New Orleans gastronomic adventure

Natalie and I headed down to New Orleans ahead of a conference I was attending. She had never been and I hadn't been back since Katrina. The city seems to be making great strides toward normalcy in terms of infrastructure, especially in the touristed areas. The St. Charles streetcar isn't running yet and there are some large hotels still closed, but we found the city to be largely operational and the people there hungry for tourists and anxious to share their Katrina-related stories. Without prompting nearly every conversation with residents there inevitably turned to Katrina, which is understandable. The prevailing consensus though was that for the city to truly rebound people need to come back to visit — to enjoy the fine dining, the great music, the hurricanes at Pat O'Brien's, etc. We found a great deal for the hotel on Hotwire — staying a few blocks from the French Quarter at the Intercontinental.

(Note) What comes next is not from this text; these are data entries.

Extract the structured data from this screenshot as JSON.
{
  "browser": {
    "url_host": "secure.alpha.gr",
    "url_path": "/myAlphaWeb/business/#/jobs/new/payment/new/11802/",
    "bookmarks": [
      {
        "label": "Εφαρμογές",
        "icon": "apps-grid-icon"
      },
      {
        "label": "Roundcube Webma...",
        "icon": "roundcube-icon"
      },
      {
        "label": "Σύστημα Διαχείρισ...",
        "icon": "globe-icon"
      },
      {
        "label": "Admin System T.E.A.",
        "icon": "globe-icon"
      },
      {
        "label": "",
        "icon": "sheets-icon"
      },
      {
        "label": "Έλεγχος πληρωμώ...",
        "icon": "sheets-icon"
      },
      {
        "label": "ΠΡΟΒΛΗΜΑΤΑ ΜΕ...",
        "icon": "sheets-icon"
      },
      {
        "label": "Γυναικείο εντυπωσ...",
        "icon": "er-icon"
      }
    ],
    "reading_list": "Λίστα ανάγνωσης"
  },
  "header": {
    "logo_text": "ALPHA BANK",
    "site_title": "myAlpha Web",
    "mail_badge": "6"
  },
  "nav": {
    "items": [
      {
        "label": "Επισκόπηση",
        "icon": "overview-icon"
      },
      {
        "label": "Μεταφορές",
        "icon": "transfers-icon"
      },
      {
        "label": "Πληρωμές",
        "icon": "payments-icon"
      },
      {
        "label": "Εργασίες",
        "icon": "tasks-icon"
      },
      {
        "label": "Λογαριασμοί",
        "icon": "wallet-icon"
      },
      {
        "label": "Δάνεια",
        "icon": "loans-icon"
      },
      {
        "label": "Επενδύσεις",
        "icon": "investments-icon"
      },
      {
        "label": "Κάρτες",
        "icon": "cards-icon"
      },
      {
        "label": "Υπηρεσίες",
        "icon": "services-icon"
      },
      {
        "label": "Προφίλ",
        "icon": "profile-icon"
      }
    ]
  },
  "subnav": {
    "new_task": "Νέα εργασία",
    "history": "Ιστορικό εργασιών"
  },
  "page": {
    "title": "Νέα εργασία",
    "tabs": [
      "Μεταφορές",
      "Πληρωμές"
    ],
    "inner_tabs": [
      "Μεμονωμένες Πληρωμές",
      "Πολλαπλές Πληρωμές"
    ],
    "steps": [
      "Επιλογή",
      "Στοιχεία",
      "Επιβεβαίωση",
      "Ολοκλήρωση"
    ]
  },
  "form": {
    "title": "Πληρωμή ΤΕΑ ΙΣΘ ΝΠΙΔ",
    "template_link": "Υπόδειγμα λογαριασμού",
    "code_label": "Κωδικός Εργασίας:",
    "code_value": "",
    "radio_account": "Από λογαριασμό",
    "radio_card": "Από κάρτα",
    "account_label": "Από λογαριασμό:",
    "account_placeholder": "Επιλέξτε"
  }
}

Since Natalie was only there for a few days, we really went all out on the meals. I pretty much had every meal planned long before we visited. Within an hour of stepping off the plane Thursday night, we were dining at Antoine's, the oldest continuously operating restaurant in the city. This is old, grand New Orleans at its best. Since they invented the dish there, we split oysters Rockefeller. It wasn't what either of us thought it would be, but it was quite good. More of a spread than oysters by themselves. We both had trout for our entrées — mine fried, Natalie's grilled. You have to order vegetables on the side and we enjoyed very fresh asparagus with butter and their souflée potatoes which they somehow manage to inflate little potato puffs that are light but very satisfying. We had a nice California Sauvignon Blanc (Markham I think) that was typical but appropriate for the meal. Instead of dessert, we just had café au lait before heading to Pat O'Brien's for a couple of hurricanes (tropical rum punch).

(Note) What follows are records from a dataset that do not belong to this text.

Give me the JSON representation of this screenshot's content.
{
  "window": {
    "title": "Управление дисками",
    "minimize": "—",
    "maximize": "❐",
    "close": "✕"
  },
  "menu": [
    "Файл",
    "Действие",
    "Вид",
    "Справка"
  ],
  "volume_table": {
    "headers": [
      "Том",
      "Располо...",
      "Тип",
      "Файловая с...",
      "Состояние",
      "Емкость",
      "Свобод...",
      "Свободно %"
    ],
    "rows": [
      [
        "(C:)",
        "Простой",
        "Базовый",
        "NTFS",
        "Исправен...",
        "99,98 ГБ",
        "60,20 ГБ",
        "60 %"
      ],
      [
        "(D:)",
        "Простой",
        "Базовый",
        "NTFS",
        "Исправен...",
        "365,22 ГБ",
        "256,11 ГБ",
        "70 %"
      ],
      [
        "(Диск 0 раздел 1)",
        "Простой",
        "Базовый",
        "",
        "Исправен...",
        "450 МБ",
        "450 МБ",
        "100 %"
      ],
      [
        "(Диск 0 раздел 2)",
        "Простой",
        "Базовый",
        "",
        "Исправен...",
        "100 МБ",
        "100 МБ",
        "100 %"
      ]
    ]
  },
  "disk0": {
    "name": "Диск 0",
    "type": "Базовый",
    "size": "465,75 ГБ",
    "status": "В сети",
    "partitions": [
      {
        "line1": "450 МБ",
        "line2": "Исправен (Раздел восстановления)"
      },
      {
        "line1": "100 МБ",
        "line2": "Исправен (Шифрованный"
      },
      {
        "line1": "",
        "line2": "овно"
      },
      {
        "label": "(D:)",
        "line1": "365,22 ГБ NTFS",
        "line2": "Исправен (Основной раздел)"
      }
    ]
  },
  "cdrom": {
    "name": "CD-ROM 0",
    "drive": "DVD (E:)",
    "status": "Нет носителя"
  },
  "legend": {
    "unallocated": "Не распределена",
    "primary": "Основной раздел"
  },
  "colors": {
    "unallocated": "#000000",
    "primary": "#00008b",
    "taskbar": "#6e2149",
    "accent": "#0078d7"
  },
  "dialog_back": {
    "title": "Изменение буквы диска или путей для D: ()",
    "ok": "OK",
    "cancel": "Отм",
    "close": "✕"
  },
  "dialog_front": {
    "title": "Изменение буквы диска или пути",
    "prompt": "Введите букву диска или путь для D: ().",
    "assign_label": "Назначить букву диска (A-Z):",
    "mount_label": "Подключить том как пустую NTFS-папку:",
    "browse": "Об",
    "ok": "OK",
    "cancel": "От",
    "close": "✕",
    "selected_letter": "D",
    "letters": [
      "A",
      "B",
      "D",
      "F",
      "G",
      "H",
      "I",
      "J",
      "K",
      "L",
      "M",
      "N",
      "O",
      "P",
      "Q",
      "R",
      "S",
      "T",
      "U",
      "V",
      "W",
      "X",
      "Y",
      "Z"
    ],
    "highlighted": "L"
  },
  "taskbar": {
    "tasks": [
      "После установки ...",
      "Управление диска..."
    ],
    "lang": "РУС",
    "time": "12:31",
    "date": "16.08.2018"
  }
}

Friday was going to be our culinary overload day. We skipped breakfast and started with the most amazing lunch (at Restaurant August) I've had since our honeymoon (da Galetto in Camigliano, Italy). Restaurant August is in the central business district and is fine, fine dining. We had a noon reservation so we had the chance to say hello to the chef, restauranteur John Besh. Everything was perfect — from the setting to the dining room to the service. The food was out of this world. They have a great wine list and we had another Sauvignon Blanc, this one French, I forget the vineyard. They started us with an amuse bouche, not lagniappe as Natalie noted, of a truffle-seafood zabaglione with Louisiana caviar served in an egg shell. Very, very rich, but such wonderful flavors. For starters, I had the organic greens with Point Reyers bleu cheese with a pumpkin oil vinegarette and pumpkin seed brittle. Natalie had the fried oysters with a bleu cheese dressing. For our main courses, Natalie had the redfish with califlower slices forming a tower with a califlower foam at the base surrounding with crab hiding in the foam. I had the trout with brown butter sauce on a celery root purée and celery green salad on top. We finished with a buttermilk panna cotta with berries cooked in red wine and white chocolate cornbread biscotti. Stunning meal.

We continued the over the top theme with dinner at K-Paul's Louisiana Kitchen. I have long been a fan of K-Paul's and they didn't disappoint. I had the rabbit appetizer with the creole mustard sauce and the stuffed pork chop. Natalie had the blackened beef tenders in debris sauce. We had a zinfandel, again can't remember which, that went well with the meal. We waddled out of there and hit Preservation Hall for some jazz before calling it a night.

More to come...